“I heard the pop and I just knew. At that moment, all I kept thinking was that my season was over when it had just begun,” said Hooker. “As soon as the trainer told me he thought it was my ACL, I immediately asked ‘well, can I still play on it?’”

That question quickly got shot down the next day when Hooker saw her doctor, who confirmed that she did tear her ACL and had a partially torn meniscus, which refrains athletes from playing without surgery.

For some athletes, they only care about how their injury is going to affect them and how they are going to handle it. While that was a thought in Hooker’s mind, she also thought much about her team.

“I was nervous for them. I knew I was needed out there and for some reason I didn’t feel bad for myself, I felt bad for my team that I couldn’t be out on that field with them anymore,” said Hooker.

She explains her experience of watching her eventually 3-13 team struggle out on the field as frustrating and miserable. “Not being able to do anything other than try to coach my teammates and talk to them off the field was really hard. Every aspect of this injury is horrible and I wouldn’t wish it on my worst enemy,” said Hooker.

Post-surgery is the hardest time for athletes. While that is the time to start rehabbing and get stronger to get back on the field, it is also a mind game. Hooker started physical therapy the day after her surgery to try to get her flexion and extension back in her knee. From then on, she attended physical therapy four times a week for three hours each session. The normal recovery time for an ACL tear is six to 12 months. It is expected that athletes start to lose motivation.

“Right after surgery, I was hopeful. My mindset was that I needed to do everything I could to get stronger and get back better than ever for myself and my team,” said Hooker. “Around five months out of surgery, I lost steam and motivation. I couldn’t see the light at the end of the tunnel. I still went to all of my physical therapy sessions and I still worked hard, but I still felt at five months along, I was not going anywhere. I knew I still had months to go, so it became increasingly harder to go through those motions everyday.”

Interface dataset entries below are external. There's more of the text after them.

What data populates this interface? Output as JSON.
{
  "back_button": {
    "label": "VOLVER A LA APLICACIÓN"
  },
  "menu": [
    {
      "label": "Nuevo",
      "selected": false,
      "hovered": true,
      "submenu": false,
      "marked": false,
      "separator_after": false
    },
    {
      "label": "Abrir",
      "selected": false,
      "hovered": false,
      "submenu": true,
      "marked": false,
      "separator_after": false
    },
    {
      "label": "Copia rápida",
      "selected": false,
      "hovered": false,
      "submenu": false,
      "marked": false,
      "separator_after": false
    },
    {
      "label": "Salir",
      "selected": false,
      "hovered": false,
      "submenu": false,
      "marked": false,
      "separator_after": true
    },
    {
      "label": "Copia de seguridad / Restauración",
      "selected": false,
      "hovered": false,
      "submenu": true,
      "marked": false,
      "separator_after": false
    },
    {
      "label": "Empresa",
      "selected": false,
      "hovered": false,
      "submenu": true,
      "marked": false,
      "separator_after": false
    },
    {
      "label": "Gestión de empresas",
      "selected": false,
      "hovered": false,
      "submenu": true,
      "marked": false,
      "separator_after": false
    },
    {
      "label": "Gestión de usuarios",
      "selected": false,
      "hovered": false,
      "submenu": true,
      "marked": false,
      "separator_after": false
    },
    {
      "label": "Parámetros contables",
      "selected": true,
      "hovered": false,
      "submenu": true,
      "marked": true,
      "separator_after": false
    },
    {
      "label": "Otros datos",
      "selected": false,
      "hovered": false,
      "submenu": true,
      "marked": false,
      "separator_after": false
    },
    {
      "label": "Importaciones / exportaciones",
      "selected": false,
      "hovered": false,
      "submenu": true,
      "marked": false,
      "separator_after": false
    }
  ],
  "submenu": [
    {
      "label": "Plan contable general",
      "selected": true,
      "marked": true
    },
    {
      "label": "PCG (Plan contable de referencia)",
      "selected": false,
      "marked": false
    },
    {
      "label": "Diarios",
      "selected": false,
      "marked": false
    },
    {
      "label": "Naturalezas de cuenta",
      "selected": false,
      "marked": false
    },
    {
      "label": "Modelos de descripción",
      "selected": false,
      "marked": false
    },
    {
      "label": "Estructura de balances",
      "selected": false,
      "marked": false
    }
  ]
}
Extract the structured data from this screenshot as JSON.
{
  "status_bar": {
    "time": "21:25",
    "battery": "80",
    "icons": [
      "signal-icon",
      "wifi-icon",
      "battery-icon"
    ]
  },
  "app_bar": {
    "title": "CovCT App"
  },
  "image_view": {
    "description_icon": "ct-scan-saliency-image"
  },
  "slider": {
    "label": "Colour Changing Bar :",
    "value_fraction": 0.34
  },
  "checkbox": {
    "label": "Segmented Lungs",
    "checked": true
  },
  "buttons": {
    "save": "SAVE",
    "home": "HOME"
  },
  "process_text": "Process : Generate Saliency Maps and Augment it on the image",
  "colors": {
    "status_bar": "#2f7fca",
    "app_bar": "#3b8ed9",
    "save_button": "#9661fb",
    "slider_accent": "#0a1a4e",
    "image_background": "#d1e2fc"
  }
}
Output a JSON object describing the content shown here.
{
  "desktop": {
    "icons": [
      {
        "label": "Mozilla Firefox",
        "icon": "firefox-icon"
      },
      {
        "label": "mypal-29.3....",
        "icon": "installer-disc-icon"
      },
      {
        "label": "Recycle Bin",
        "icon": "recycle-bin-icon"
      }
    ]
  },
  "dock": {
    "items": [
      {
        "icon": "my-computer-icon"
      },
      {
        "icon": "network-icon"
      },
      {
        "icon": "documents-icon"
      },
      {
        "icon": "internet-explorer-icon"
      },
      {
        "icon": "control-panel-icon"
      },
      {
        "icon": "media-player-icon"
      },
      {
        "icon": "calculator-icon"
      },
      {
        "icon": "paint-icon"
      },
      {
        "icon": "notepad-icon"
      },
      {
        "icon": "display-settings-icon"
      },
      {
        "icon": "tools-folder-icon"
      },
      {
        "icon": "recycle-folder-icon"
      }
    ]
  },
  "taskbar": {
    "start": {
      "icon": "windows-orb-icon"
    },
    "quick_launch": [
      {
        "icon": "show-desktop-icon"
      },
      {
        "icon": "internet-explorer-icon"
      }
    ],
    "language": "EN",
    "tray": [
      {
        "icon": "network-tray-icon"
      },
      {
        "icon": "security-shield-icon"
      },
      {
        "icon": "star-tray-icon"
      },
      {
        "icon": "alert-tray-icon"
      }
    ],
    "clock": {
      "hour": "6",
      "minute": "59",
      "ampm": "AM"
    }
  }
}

Hooker fought through and nine months after surgery, after almost one year of telling herself “It will be worth it in the end,” she was back. “I just had to keep saying that I didn’t go through 10 months of not being able to play the sport I love for nothing.”

Hooker’s first game back was on Feb. 18, against Quinnipiac University. For someone who usually never got nervous for games, she was terrified. “I felt good and I felt excited, but boy, was I anxious,” said Hooker. “I ended up playing better than I thought I would as I was convinced my nerves were going to consume me. I also always hear stories about athletes coming back and tearing their ACLs again, so I thought that I was going to be cautious and timid with my playing. But, once that whistle blew, I knew I had to make my mark again.”

So she did. By the second game, Hooker took back her spot as a starter and three games into the season, she has one goal and three assists. She feels that trusting the process and trusting that she did everything for a reason really is going to set the tone for the rest of the season.

“My advice to any athlete that may go through an injury like this, is to simply never give up and push yourself. It’s not supposed to be easy.” Hooker’s surgeon always told her something that has gotten her through: “It’s 10 percent what your surgeon does and 90 percent the work you put in after.”

Hooker wants athletes who may find themselves in her position to realize it is just another roadblock and you can and will overcome it.

“This injury will not only make you a stronger athlete, but also a stronger person. It has taught me to make the most of a bad situation and as backwards as it sounds, if this has to happen to you, this injury does have the ability to change you for the better if you let it.”